Other differences are the markedly Christocentric Victorine and The Cloud’s more theocentric orientation; The Cloud’s focus on the importance of love only, and Victorine stress on intel­lectual apprehension which is extended and perfected in the beatific vision; the role of imagination in contemplation; the efficacy of meditation, etc.
(For more see Lees, Negative Language, 495.)
A more detailed study of parallels between the thought of The Cloud and those by Hugh of Balma and Thomas Gallus is to be found in much quoted R.-A. Lees’ work The Negative Language of the Dionysian School of Mystical Language: An Approach to The Cloud of Unknowing, Analecta Cartusiana 107 (Salzburg: Institut fur Anglistik und Amerikanistik, Universitat Salzburg, 1983), 308-378.
Ms Lees analyses in detail the borrowings of terms and stylistic devices of The Cloud author from Hugh, then the notions of wisdom in mystical theology, ejaculatory prayer, the evaluation of meditation in contemplation, the distinction between the intel­lectual and affective cognition – which were also most probably taken from Hugh of Balma’s work.

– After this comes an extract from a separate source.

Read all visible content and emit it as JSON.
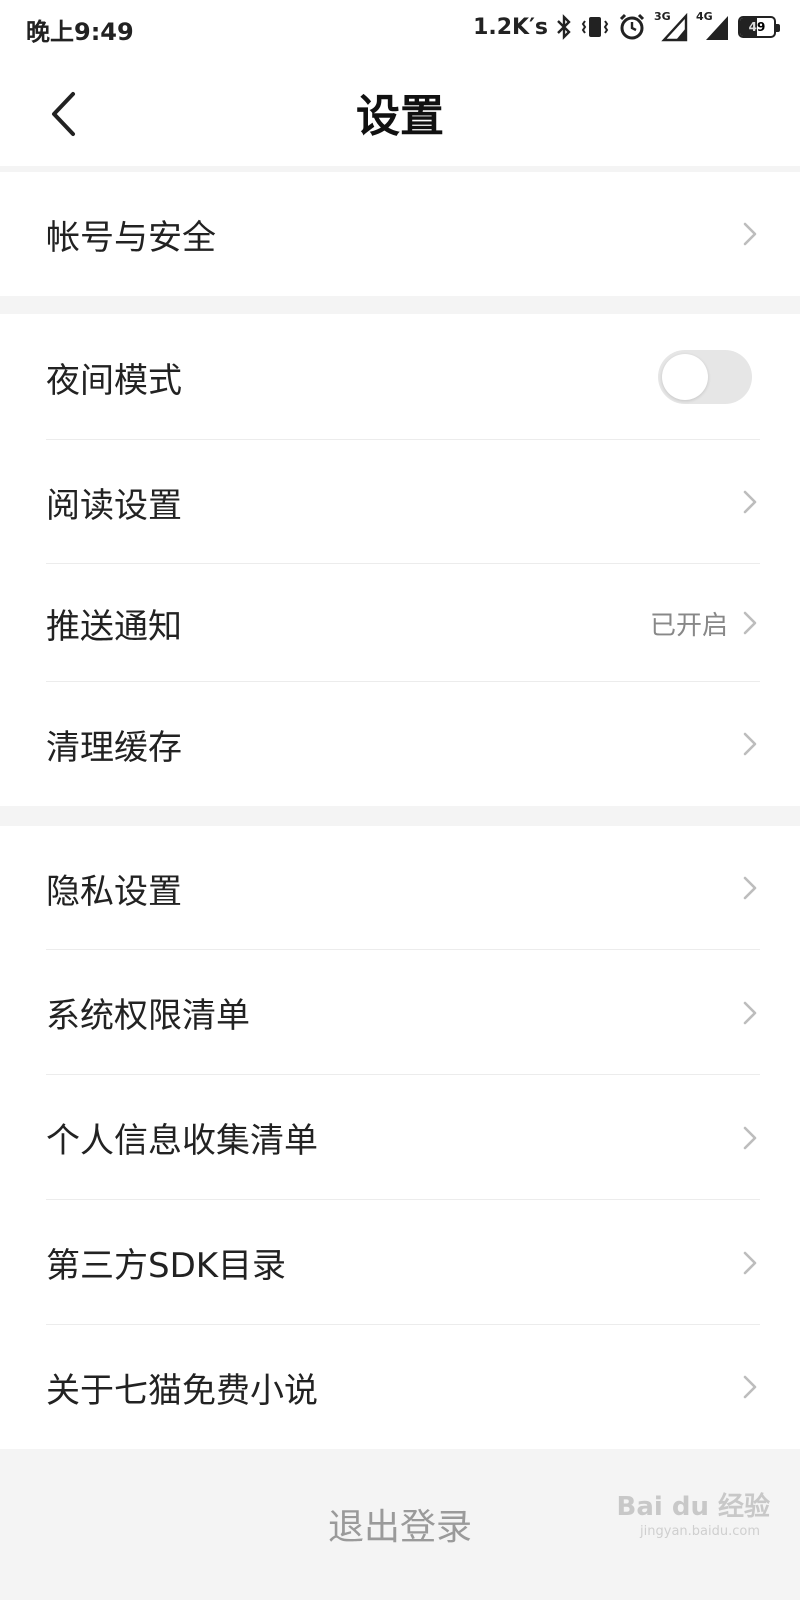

[20] For example The Cloud author’s division of the religious life enumerated in chap. 8 of The Cloud of Unknowing derives from the conflated traditions of Augustinian and Dionysian theologies, though the concept of the highest stage and the terminology which describes it are wholly Dionysian. That is why the work is con­sidered basically an apophatic text with Western influences.

[21] This difference between the two is usually found in the con­trast between Eastern synergism – the idea that at every point the soul works together with God – and a radical Augustinian doctrine of grace – the doctrine according to which the soul only responds to God’s grace and basically remains passive.
This difference, however, may be considered only as a difference of style and emphasis. Since if God is, according to Augustine, interior intimo meo, a contemplative may in making him/herself passive, find eventually true freedom and thus become a fellow-worker (synergos) with God. (See A. Louth, The Origins, 188-190.)

[22] The division between the Eastern and Western Empire led to ever increasing estrangement within the Church (iconoclast contro­versy, filioque clause, problem of the two emperors, question of primacy) and finally to the Eastern Schism in 1054. The Crusades, especially the senseless fourth Crusade and the establishment of the Latin Empire in Constantinople (1204-61), widened the gulf still more with the result that no union ever materialised again (For more see Encyclopedia of Theology: A Concise Sacramentum Mundi, ed. K. Rahner, 1975 ed., s. v. “Church History”).